  6. Greetings everybody, For a long time now I've been desiring to see a terrain generator that relies on plate tectonics. The projects that have such a goal seem to be few and far between, so it seems that it's too difficult to do or that the approach is too unpractical when compared to more artificial/direct methods (like fractals). In any case it seems like it's not a very popular topic in the (hobbyist) game programmer scene.
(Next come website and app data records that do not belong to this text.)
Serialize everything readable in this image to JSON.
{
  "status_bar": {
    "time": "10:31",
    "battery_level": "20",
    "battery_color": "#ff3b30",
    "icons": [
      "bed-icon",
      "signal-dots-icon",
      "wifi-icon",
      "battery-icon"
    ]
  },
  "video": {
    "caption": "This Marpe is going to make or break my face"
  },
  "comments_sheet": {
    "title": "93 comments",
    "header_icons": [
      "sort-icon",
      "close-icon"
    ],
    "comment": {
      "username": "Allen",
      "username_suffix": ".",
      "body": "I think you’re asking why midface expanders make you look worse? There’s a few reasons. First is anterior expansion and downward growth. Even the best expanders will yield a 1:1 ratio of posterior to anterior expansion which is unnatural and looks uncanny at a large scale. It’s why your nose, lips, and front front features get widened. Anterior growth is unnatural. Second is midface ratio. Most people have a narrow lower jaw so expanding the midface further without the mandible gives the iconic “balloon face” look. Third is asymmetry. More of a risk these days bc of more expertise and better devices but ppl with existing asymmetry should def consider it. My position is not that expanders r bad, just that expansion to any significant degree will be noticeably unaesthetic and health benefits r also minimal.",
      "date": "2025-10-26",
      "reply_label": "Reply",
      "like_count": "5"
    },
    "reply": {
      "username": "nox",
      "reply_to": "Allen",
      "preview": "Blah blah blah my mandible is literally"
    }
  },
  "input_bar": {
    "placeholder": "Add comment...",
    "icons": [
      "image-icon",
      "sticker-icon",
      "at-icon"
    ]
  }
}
A quick search on the GameDev forums gave only one topic that uses plate tectonics (it was posted two weeks ago) - Carradine described in his "Vantage: Prehistoric Simulation Game (online) - Pre-Alpha" topic that [quote name='Carradine' timestamp='1332791220' post='4925431'][size=4]You use a “plate tectonic simulator” to design the initial creation of the world, which places mountains, plains and islands in the world by simulation millions of years of tectonic movement, then edit the specific placements, use temperature terraforming and moisture algorithms.[/size][/quote] It would be interesting to learn more on his plate tectonic simulator and the way he uses it to create worlds, but in any case this seems to be the only game that utilizes plate tectonics. To find out why it is so, I decided to try to make terrain with plate tectonics myself. For my bachelor's thesis (that I started some 10 months ago) I made a simple terrain generator that loosely mimics plate tectonics. It starts with a flat fractal generated terrain that is randomly split into plates. The plates are moved linearly until they grind to halt due to friction. Sometimes plates overlap i.e. collide. If the overlapping portions of the plates are continents and there's "too much" overlap, then the continents are merged together. If oceanic crust collides with any other plate, the sea floor "subducts", meaning that the subducting crust is moved from the denser plate onto the overlying plate. After the rate of action on the "lithosphere" drops too much, the terrain is split into new set of plates and the process just described is repeated. The results are rather good considering the simplicity of the implementation: [attachment=8099:tectonics_ultim3.png] [attachment=8101:tectonics_ultim6.png] [attachment=8100:tectonics_ultim5.png] The thesis is freely downloadable from [url=""][/url] . There's also a Youtube video showing the simulator in action: [url=""][/url] Lastly, the source code is distributed under GPLv3 in SourceForge: [url=""]http://sourceforge.n...rojects/platec/[/url] It seems to me like even the most naïve model of plate tectonics is able to produce more convincing heightmaps than conventional fractal based methods. That's why I'm really wondering why it's not used in more projects? And as a continuation to that, what would be needed for plate tectonics to make its way to the game industry - or is it worth it at all? So, what do you think?